I’m wondering what the relationship is between the biographical impact of a movement and those aspects of it which would increase its impact on the establishment. Marco Giugni notes that “the narrower and more specific the movement goals, the more likely they are to get a response from the establishment.” I would also posit that higher levels of organization within the movement aide in this potential impact. I posit that the more closely a movement resembles or interfaces well with the establishment, the more likely it is that the establishment will respond in a helpful way. However, I wonder if movements of the type that are likely to impact the establishment are also likely to have as powerful a biographical impact on the non-elite participants as less organized, focused movements like OWS. I would argue no, that those types of establishment-oriented movements are in fact more likely to alienate or leave cold the non-activist population who may otherwise be inspired by a decentralized movement like OWS, Anonymous, or slacktivist-style actions.

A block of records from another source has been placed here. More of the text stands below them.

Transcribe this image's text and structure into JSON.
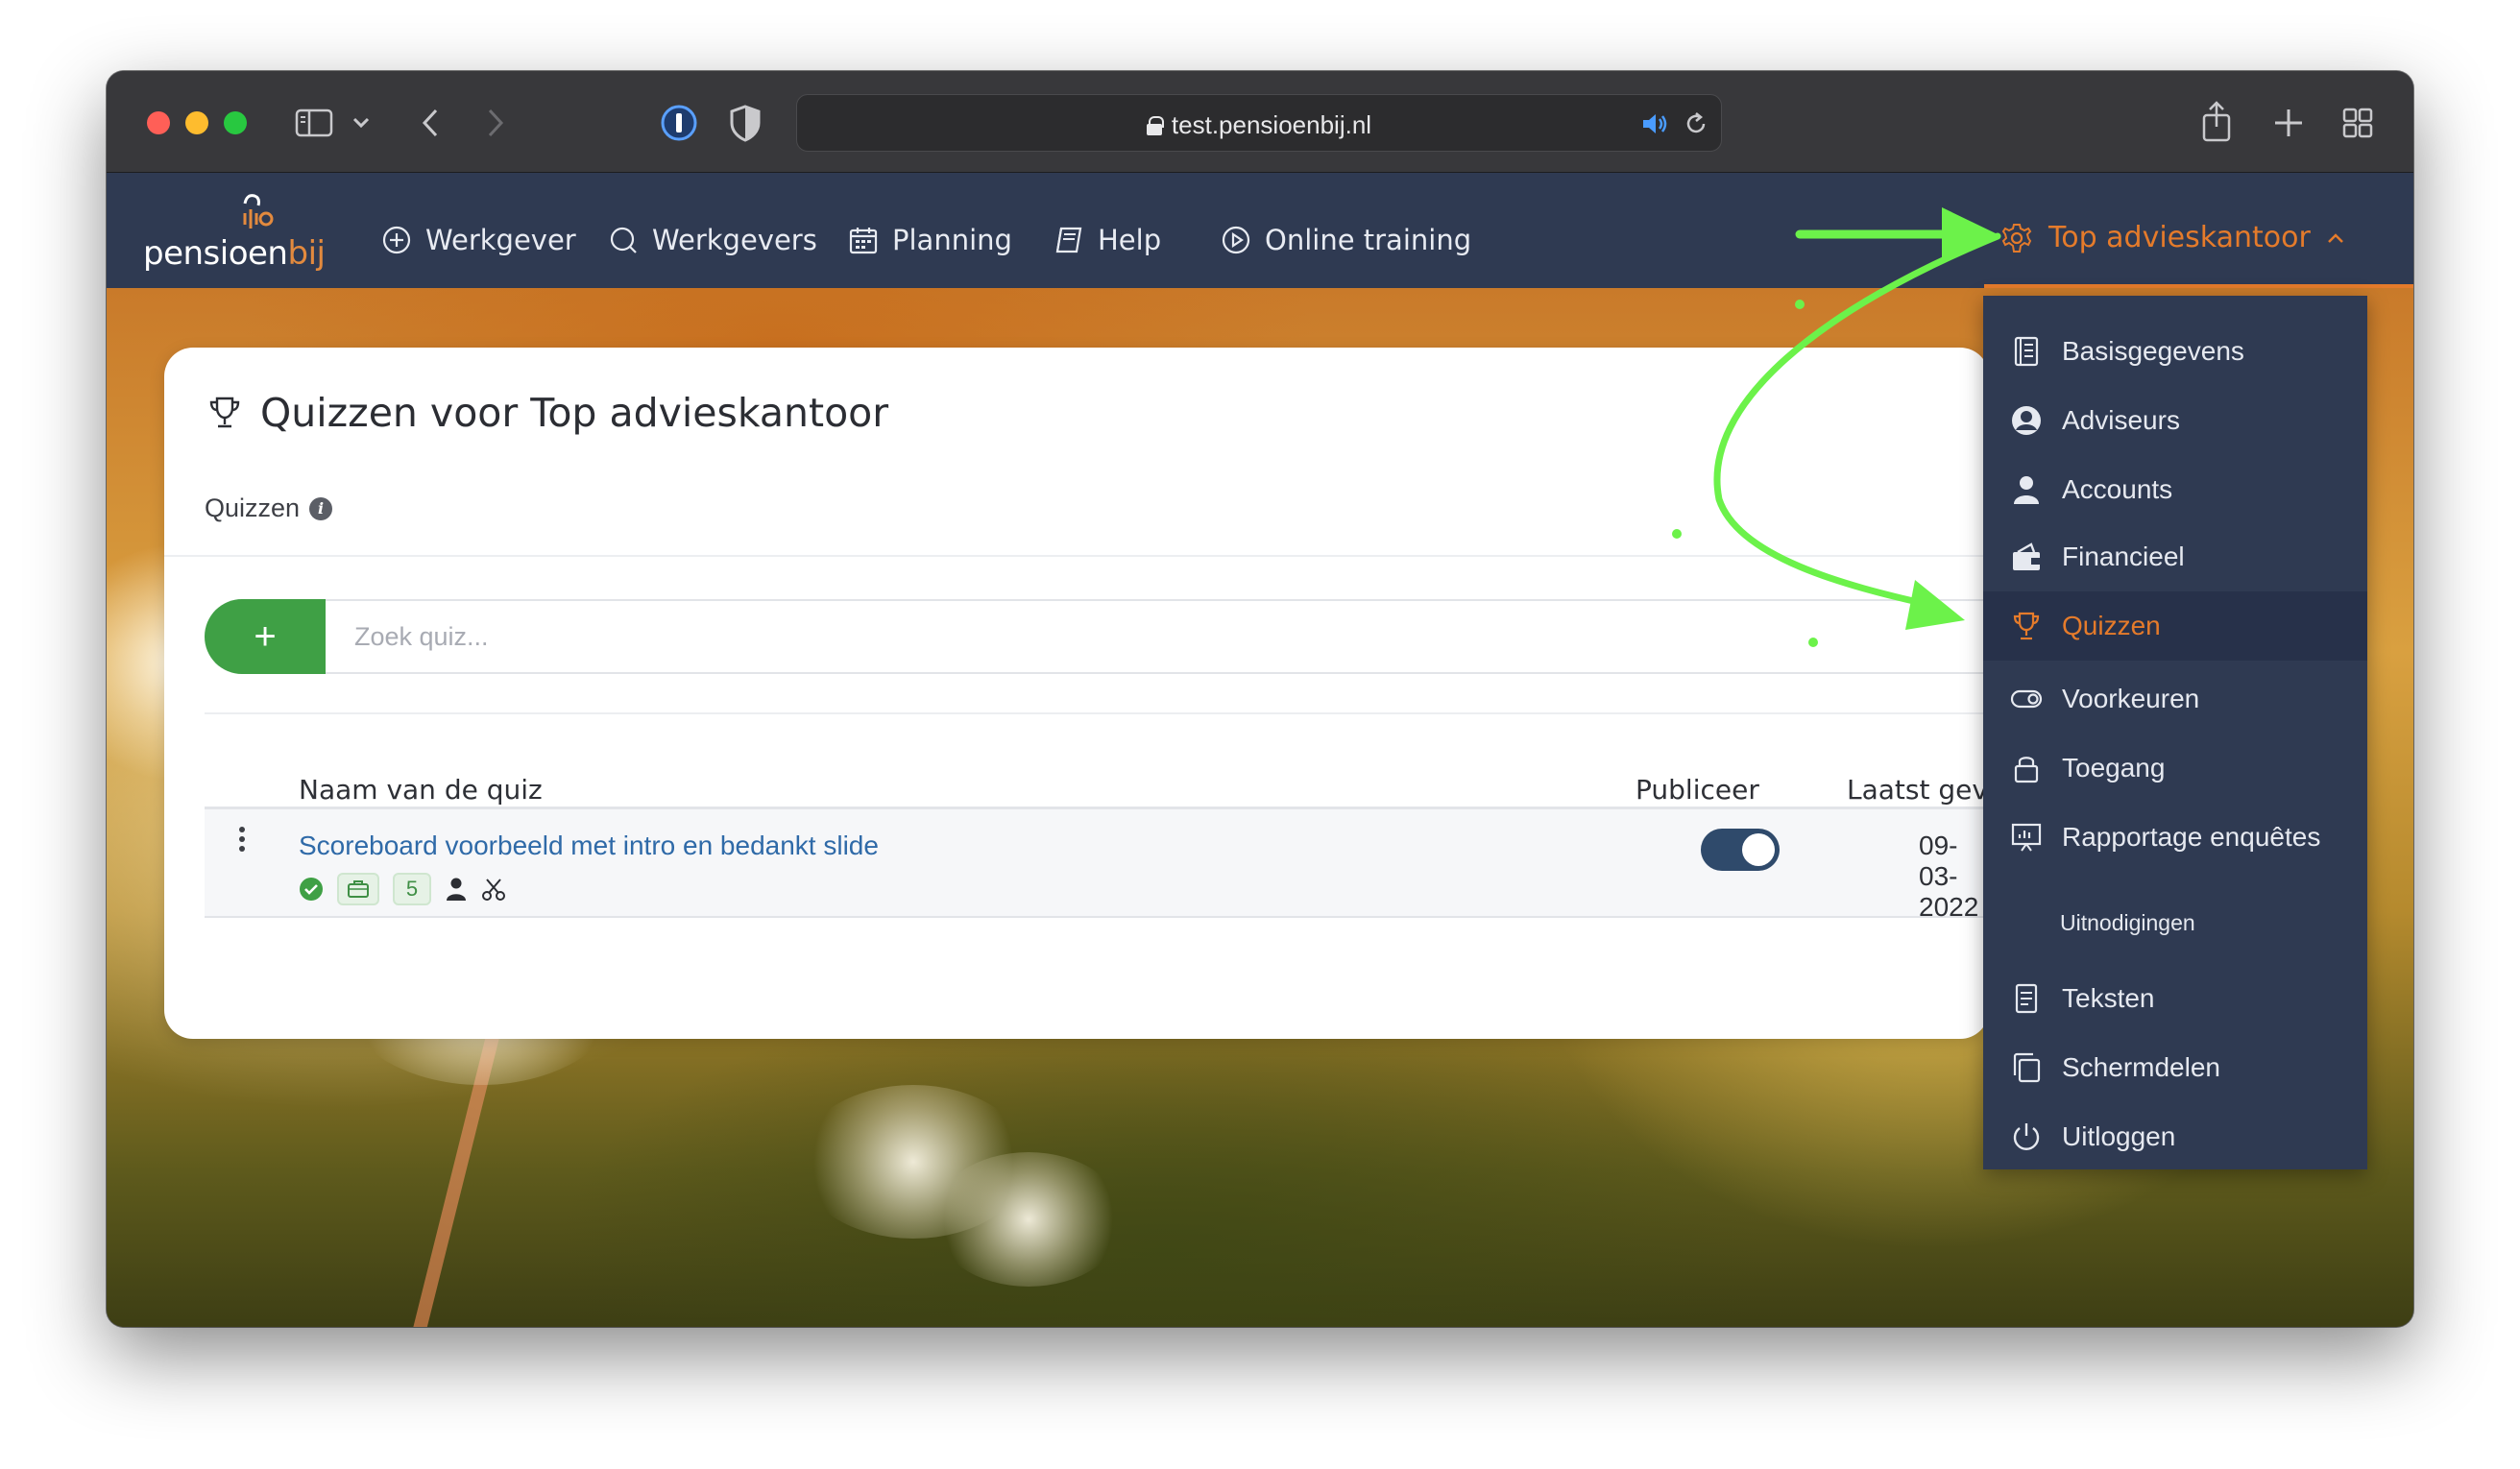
{
  "browser": {
    "url": "test.pensioenbij.nl"
  },
  "app": {
    "logo_main": "pensioen",
    "logo_accent": "bij",
    "nav": [
      {
        "label": "Werkgever",
        "icon": "plus-circle-icon"
      },
      {
        "label": "Werkgevers",
        "icon": "search-icon"
      },
      {
        "label": "Planning",
        "icon": "calendar-icon"
      },
      {
        "label": "Help",
        "icon": "book-icon"
      },
      {
        "label": "Online training",
        "icon": "play-circle-icon"
      }
    ],
    "account_menu_label": "Top advieskantoor",
    "accent_color": "#e57b2b",
    "nav_bg_color": "#2f3a52"
  },
  "card": {
    "title": "Quizzen voor Top advieskantoor",
    "section_label": "Quizzen",
    "add_label": "+",
    "search_placeholder": "Zoek quiz...",
    "columns": [
      "Naam van de quiz",
      "Publiceer",
      "Laatst gev"
    ],
    "rows": [
      {
        "name": "Scoreboard voorbeeld met intro en bedankt slide",
        "count": "5",
        "published": true,
        "last_changed": "09-03-2022"
      }
    ]
  },
  "dropdown": {
    "items": [
      {
        "label": "Basisgegevens",
        "icon": "document-list-icon"
      },
      {
        "label": "Adviseurs",
        "icon": "user-circle-icon"
      },
      {
        "label": "Accounts",
        "icon": "user-icon"
      },
      {
        "label": "Financieel",
        "icon": "wallet-icon"
      },
      {
        "label": "Quizzen",
        "icon": "trophy-icon",
        "active": true
      },
      {
        "label": "Voorkeuren",
        "icon": "toggle-icon"
      },
      {
        "label": "Toegang",
        "icon": "lock-icon"
      },
      {
        "label": "Rapportage enquêtes",
        "icon": "presentation-icon"
      }
    ],
    "section_heading": "Uitnodigingen",
    "section_items": [
      {
        "label": "Teksten",
        "icon": "text-document-icon"
      },
      {
        "label": "Schermdelen",
        "icon": "copy-icon"
      },
      {
        "label": "Uitloggen",
        "icon": "power-icon"
      }
    ]
  },
  "annotation": {
    "arrow_color": "#6cf24a"
  }
}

I would like to argue that movements like OWS, as well as other movement-oriented social entities like Anonymous, as they become more horizontal, more identity-oriented, more free-associative in their ideologies, willingly sacrifice the chance to take an impactful place at the level of the establishment in favor of remaining impactful at the local, biographical level. I would also argue that biographical impact and cultural impact are more closely related to each other than to impact on the establishment.
There’s been some great writing on the value of slacktivism and identity oriented activism and how it offers a useful alternative to the professionalized activist system recently from Matt Stempeck and Zeynep Tufecki.